Governments and companies around Europe are “unhappy” that Google is here to compete. Publishers in Germany complain that they only earn €100m per year in advertisement, while Google earns €1.2bn (in Germany). In Spain, the main telecom operator is considering charging Google for the use of its network. In Italy, privacy protection advocates are calling for making Google liable for the content of its Youtube service (despite it all being provided by Youtube users, not Youtube itself). In the U.S. Google has faced opposition to the new business models it has pioneered, specially from the publishing industry.
All in all, Google is under attack, simply because it is big and successful. We’ve seen this over and over throughout history: Accepting change is not easy, and there are people who feel threatened by the changes brought on by the Internet (and Google). These people resort, like many humans have done in the past, to attacking the new big guy, rather than accepting that things have changed.

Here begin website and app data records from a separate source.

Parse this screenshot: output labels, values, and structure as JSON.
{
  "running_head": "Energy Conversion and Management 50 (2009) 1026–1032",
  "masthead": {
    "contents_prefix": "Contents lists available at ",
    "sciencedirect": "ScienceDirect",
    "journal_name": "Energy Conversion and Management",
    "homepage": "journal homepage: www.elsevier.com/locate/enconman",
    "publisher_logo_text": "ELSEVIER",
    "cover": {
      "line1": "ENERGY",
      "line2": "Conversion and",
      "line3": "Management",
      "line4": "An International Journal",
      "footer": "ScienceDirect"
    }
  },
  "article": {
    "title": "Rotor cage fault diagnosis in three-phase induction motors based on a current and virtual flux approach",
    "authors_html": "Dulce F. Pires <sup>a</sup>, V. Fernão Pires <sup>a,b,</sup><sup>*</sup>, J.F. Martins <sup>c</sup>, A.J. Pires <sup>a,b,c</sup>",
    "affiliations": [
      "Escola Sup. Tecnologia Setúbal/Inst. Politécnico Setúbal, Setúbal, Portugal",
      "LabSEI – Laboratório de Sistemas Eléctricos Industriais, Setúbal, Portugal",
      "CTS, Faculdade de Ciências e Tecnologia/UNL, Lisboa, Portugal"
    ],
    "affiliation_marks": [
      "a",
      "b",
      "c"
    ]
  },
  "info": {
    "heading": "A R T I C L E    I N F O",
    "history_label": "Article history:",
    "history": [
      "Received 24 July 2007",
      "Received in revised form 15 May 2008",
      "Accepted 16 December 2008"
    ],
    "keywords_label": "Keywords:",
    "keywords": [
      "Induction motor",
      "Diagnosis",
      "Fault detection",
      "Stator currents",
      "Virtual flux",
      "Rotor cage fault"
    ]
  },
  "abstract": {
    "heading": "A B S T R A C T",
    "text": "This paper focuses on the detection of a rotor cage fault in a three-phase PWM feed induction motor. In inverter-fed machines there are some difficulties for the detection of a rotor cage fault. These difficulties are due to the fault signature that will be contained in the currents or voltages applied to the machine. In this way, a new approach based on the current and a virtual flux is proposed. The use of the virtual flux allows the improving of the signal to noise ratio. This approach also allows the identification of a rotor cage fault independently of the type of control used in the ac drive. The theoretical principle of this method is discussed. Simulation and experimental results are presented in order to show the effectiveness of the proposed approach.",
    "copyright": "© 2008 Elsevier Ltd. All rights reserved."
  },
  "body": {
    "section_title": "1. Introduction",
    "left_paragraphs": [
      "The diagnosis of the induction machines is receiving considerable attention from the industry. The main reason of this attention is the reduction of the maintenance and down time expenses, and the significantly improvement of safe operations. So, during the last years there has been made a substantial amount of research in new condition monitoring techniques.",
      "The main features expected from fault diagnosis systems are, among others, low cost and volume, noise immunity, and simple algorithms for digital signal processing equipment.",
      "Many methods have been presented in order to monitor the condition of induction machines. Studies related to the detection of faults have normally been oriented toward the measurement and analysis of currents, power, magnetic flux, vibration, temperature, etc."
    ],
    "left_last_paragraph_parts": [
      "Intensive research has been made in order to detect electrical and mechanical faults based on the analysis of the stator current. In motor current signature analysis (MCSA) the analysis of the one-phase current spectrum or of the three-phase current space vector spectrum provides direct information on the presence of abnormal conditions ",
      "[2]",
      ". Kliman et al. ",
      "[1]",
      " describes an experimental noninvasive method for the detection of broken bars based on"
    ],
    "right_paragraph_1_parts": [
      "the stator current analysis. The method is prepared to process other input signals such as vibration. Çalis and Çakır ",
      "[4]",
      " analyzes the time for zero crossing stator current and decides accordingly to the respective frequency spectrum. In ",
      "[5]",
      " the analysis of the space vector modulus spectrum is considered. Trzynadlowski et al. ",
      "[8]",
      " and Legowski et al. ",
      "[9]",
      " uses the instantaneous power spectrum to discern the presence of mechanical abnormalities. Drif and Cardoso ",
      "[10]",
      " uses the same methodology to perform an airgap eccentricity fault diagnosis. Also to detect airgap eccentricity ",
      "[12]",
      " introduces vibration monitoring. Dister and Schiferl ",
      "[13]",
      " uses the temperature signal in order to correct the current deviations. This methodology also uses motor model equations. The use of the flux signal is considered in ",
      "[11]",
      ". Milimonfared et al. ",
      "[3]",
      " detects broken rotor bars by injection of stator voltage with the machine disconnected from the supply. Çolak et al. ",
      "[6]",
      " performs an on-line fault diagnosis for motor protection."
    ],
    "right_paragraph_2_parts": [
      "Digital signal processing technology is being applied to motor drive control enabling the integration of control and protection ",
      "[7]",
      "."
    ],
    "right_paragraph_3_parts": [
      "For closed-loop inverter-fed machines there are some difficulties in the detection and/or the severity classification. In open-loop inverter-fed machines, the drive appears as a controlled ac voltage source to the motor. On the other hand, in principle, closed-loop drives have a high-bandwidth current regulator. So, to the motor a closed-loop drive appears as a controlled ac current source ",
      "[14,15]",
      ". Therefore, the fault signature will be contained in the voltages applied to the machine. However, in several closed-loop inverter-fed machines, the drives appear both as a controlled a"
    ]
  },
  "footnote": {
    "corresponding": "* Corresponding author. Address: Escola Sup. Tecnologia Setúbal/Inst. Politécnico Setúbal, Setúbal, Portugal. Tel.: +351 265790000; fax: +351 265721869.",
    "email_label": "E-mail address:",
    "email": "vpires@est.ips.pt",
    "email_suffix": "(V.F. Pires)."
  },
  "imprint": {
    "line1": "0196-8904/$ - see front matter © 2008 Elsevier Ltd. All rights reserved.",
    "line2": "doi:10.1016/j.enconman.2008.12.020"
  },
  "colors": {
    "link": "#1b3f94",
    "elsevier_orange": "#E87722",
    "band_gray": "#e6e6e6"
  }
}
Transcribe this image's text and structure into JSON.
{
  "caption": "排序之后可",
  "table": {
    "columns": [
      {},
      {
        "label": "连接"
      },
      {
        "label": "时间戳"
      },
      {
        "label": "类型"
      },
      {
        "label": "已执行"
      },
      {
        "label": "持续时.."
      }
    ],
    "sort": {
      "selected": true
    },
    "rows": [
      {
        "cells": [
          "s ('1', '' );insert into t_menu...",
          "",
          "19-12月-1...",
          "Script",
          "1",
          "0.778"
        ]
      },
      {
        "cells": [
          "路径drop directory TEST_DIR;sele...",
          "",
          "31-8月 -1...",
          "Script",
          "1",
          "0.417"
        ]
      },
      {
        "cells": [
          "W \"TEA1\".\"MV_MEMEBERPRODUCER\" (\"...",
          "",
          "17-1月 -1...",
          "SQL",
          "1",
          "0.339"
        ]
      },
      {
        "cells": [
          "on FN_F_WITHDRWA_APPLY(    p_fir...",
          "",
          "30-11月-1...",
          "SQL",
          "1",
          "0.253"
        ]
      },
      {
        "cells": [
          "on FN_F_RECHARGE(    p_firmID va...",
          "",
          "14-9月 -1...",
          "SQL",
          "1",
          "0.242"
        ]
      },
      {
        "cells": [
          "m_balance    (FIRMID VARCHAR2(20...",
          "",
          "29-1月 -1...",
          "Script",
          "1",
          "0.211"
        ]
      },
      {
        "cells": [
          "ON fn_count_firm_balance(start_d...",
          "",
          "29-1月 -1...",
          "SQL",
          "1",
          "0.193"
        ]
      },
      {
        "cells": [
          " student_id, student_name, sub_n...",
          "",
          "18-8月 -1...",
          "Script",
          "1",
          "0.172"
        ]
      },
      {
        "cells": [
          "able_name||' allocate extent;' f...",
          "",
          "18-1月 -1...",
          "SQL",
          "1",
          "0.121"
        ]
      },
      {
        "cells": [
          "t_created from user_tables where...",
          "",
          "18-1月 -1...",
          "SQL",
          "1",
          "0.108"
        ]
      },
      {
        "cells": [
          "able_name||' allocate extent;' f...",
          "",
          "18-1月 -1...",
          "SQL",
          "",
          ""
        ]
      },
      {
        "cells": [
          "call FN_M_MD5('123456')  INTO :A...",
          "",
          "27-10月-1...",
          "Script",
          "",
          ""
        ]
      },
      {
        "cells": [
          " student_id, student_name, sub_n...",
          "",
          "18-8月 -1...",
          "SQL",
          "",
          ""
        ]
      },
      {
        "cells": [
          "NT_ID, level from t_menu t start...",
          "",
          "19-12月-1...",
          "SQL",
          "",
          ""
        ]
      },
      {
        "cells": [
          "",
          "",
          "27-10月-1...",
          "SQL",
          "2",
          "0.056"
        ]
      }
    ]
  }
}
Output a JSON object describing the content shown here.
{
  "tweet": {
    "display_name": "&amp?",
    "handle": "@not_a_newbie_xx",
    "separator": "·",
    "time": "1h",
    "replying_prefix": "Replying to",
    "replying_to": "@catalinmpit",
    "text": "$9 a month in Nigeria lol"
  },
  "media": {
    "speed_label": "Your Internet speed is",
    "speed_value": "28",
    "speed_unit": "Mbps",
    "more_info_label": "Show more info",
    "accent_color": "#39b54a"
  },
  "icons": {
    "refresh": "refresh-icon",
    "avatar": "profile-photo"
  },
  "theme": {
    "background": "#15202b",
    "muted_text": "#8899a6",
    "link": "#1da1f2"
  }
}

Some of Google’s services have introduced new ways of conducting old business. Some of these have been more successful than others, and it is the very successful ones that come under fire from the competition and from regulatory bodies. But that’s no surprise: None of the criticism that Google suffers is founded; it is only meant to protect someone else’s business, while there is no real claim behind the accusations.
Before Google existed, there were other search engines out there: We used to use Altavista and then Yahoo (circa 1996 or 1998). Noone ever complained that Altavista’s search facility was a threat to privacy (Google’s search engine is seen by some as a means of control over people’s interests). Noone ever complained that Yahoo’s e-mail service looked at the content of private e-mails to display targeted advertisement side-by-side your e-mails (Google’s e-mail service is considered by some as an invasion of privacy, for Google’s AdWords uses your e-mail content to display targeted advertisement, analogously to what Yahoo used to do).
The difference is that today, the number of Internet users is far larger than in those old days of the Internet, and now any company with a good product (like Google) can attract lots and lots (and lots) of users, producing high revenues for that company. Along with the high revenues come the hyenas trying to scrape some of that money from Google, simply to try and cash in on Google’s success (like Telefónica in Spain), or simply because they are unwilling to accept competition (publishers in Germany).
Telefónica (the main telecom operator in Spain) has proposed to charge for the use of Telefonica’s network to reach customers. As such, Google would have to pay Telefónica, because Google users reach Google services through Telefónica’s network. This is completely outrageous: A customer of Telefonica’s will sign up for Telefónica services, to be able to reach several services that exist out there in the Internet: reading newspapers, writing blogs, shopping on-line, checking e-mail, or searching for information. But now the operator sees the cash cow in Google and they try to make up a new excuse to take money from Google, just because they do have the cash. This is plain and simple highway robbery.
Likewise, German publishers complain that this new competitor (Google) has eaten some of their market share of advertisement, and they turn to the government to “help” them by stopping, curbing, or charging Google somehow.
It is outrageous to see how private companies (Telefónica and German publishers for instance) turn to governments to introduce legislation intended to benefit them, but disguised as legislation that curbs some professedly monopolistic practice of Google. It is also shameful to see public authorities (the European Commission or the Italian Government, for instance) introduce legislation to attack Google. Europe must change their ways, embrace innovation and thus embrace strong competition from the outside, if we do want Europe to survive. As a European citizen, I do not want protectionist practices like those of the E.C., Italy, Telefónica (and many others). They are the wrong way to help the European citizen or the European business.